All joking aside, in a 'swarm' attack, you want to start 'thinning the herd' just as quickly as the rules of engagement allow. I don't know if the Standard SAM has a surface-attack option (I've seen reputable sources claim both 'yes' and 'no', and wouldn't rule out a crafty Senior Chief working out a field expedient in any case), but if it does, that blast / fragmentation warhead would raise He...err..Purgatory on a cluster of lightly built swarm boats. It would be expensive, but it would also be cheaper than a year or more of dock time (or a sunk ship). Same story squared for 5" rounds, 20mm rounds, or, for that matter, the adrenaline-launched kitchen sink.

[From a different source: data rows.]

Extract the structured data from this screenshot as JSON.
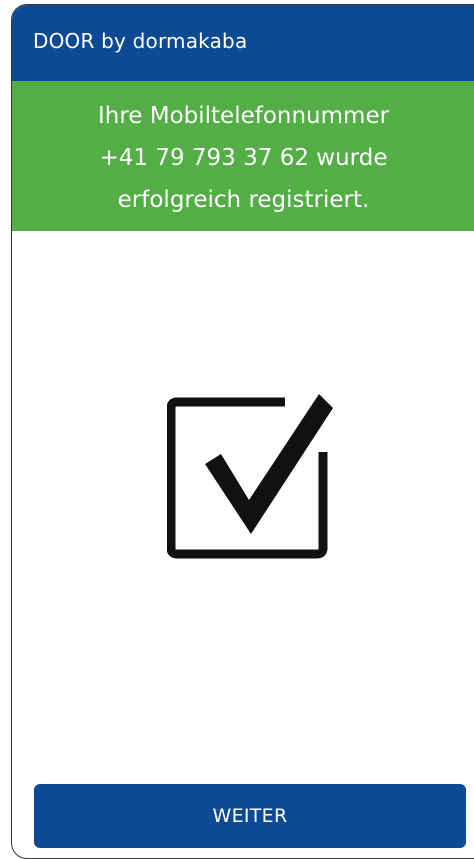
{
  "header": {
    "title": "DOOR by dormakaba"
  },
  "banner": {
    "lines": [
      "Ihre Mobiltelefonnummer",
      "+41 79 793 37 62 wurde",
      "erfolgreich registriert."
    ]
  },
  "content": {
    "icon": "checkbox-checked-icon"
  },
  "actions": {
    "continue_label": "WEITER"
  },
  "colors": {
    "header": "#0d4a95",
    "banner": "#53ae46",
    "button": "#0d4a95"
  }
}
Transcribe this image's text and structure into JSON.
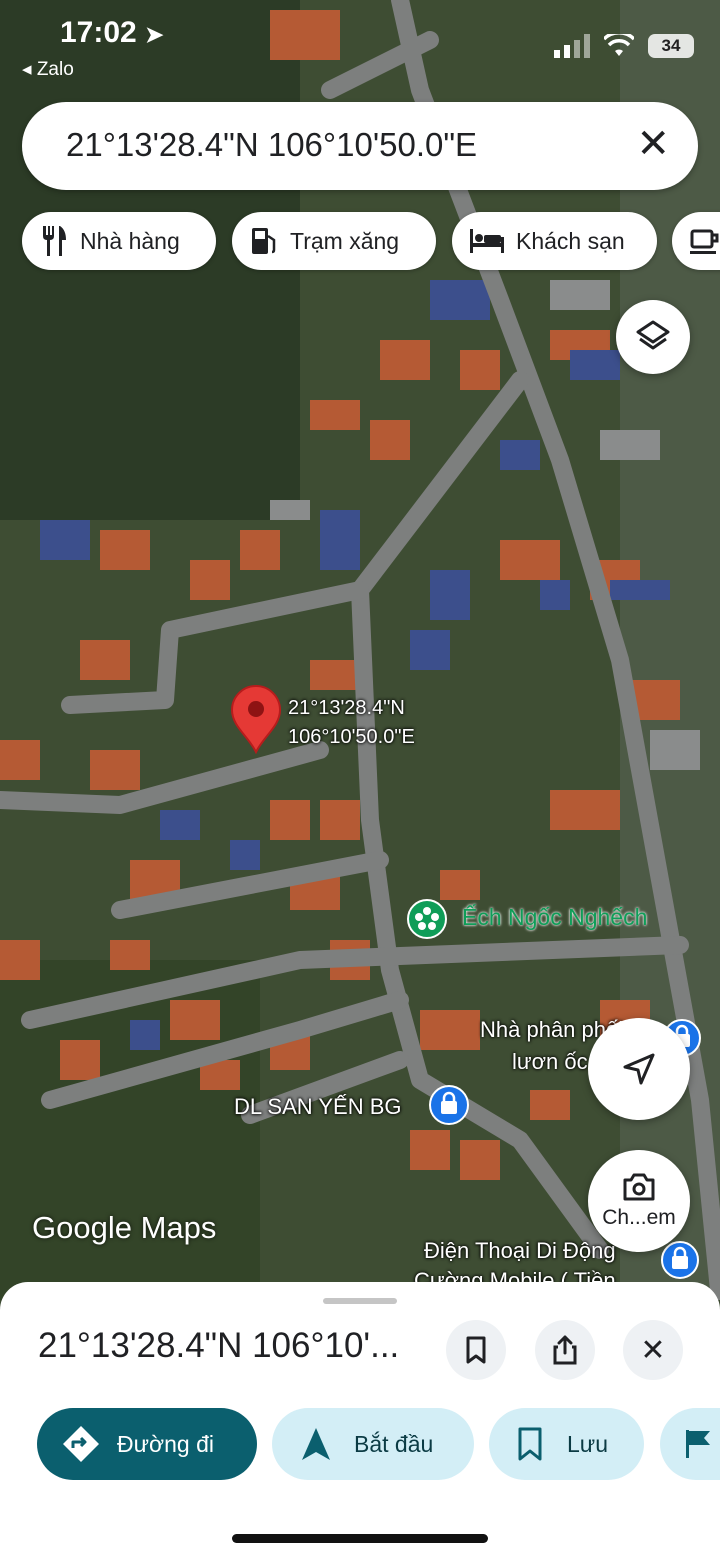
{
  "status_bar": {
    "time": "17:02",
    "back_app": "◂ Zalo",
    "battery": "34"
  },
  "search": {
    "value": "21°13'28.4\"N 106°10'50.0\"E"
  },
  "chips": [
    {
      "label": "Nhà hàng",
      "icon": "restaurant-icon"
    },
    {
      "label": "Trạm xăng",
      "icon": "gas-station-icon"
    },
    {
      "label": "Khách sạn",
      "icon": "hotel-icon"
    },
    {
      "label": "",
      "icon": "coffee-icon"
    }
  ],
  "map": {
    "pin_label_line1": "21°13'28.4\"N",
    "pin_label_line2": "106°10'50.0\"E",
    "poi": [
      {
        "name": "Ếch Ngốc Nghếch",
        "color": "#0f9d58"
      },
      {
        "name": "Nhà phân phối",
        "sub": "lươn ốc"
      },
      {
        "name": "DL SAN YẾN BG"
      },
      {
        "name": "Điện Thoại Di Động",
        "sub": "Cường Mobile ( Tiền"
      }
    ],
    "watermark": "Google Maps",
    "camera_label": "Ch...em"
  },
  "sheet": {
    "title": "21°13'28.4\"N 106°10'...",
    "actions": [
      {
        "label": "Đường đi",
        "primary": true
      },
      {
        "label": "Bắt đầu"
      },
      {
        "label": "Lưu"
      }
    ]
  },
  "colors": {
    "primary": "#0b5f6e",
    "action_bg": "#d3eef6",
    "pin": "#e53935"
  }
}
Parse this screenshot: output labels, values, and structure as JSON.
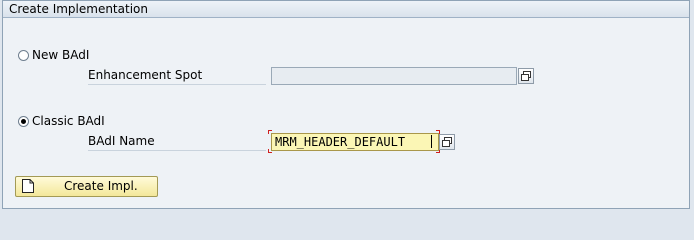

To boil it down to bumper sticker length, "Nothing succeeds like excess".



posted on Feb, 11 2013 @ 11:37 PM
link   
reply to post by da pickles
 

Maybe damage to the gun barrels could be dealt with by making them out of depleted uranium. Would that be feasible?



posted on Feb, 11 2013 @ 11:56 PM
link   
reply to post by LT mikey
 


I would shoot you first. Many lives would be saved. Talking out ur @ss



posted on Feb, 12 2013 @ 12:39 AM
link   
reply to post by Brother Stormhammer
 

Speaking of excess, what about fuel-air projectiles? Not the big bunker busters but smaller ones. Some can be fired from rocket launchers.

Then there are Gatling guns and autocanons. Such a wide array of weapons to play with!

Of course we could get really outside the box (and maybe a bit silly) by dreaming up some defensive methods; maybe knit some large, light-weight nets out of carbon nanotubes and drop it over the boats or draw it up from underneath them somehow. That would surprise a few people.



posted on Feb, 12 2013 @ 07:58 AM
link   

Originally posted by gPattison
reply to post by Brother Stormhammer
 

Speaking of excess, what about fuel-air projectiles? Not the big bunker busters but smaller ones. Some can be fired from rocket launchers.


Below a certain size, explosive shells aren't worth the increased cost and complexity...as an extreme example, there's no technical reason that you couldn't manufacture an explosive round for a .22 short. The practical reason you don't see such a thing is that the explosive that can fit in the shell isn't going to add very much if anything to the round's effectiveness. Fuel-air munitions have the same problem...below a certain size (and no, I don't know what that size is, but I doubt the US built the GBU-43/B as a 22,600 lb package just for grins), the explosive payload isn't sufficient to justify the trouble of installing it. I'd imagine that fuel-air munitions will have trouble as cannon rounds due to high velocity, as well. They need time for their charge to spread and mingle with the surrounding air before detonation, after all,



Then there are Gatling guns and autocanons. Such a wide array of weapons to play with!


Phalanx has already been looked at as a possible solution to the problem, and while I can't say 'yea' or 'nay' with any certainty, it would surprise me incredibly if the Goalkeeper system doesn't have some provision for surface use.



Of course we could get really outside the box (and maybe a bit silly) by dreaming up some defensive methods; maybe knit some large, light-weight nets out of carbon nanotubes and drop it over the boats or draw it up from underneath them somehow. That would surprise a few people.


K.I.S.S.
Remember...this isn't a game of Missile Command. This 'game' gets played for the highest of stakes, when it gets played at all. People are going to die (either aboard the attacking swarm, aboard the target, or both). Innovation is a wonderful thing, but reliability is mandatory. In a close-quarters naval engagement, I really don't give a rodent's stern anatomical parts whether my enemy is surprised. I want him / them dead. Full stop dead, as fast as possible.



posted on Feb, 13 2013 @ 11:31 PM
link   
Keep in mind that an incoming missile can be intercepted. An anti-ship missile zooms your way, usually a ship will deploy another missile or a CIWS cannon (or both) to shoot it down.

How do you intercept a 16-inch artillery shell fired from a old naval gun like those on the USS Missouri? You want to defeat the modern navy, go old school.

Would Grape Shot be good for naval conflicts? Doubtful. The range is too short, the cluster of shot too inaccurate.






top topics



 
1
<<   2 >>

log in

join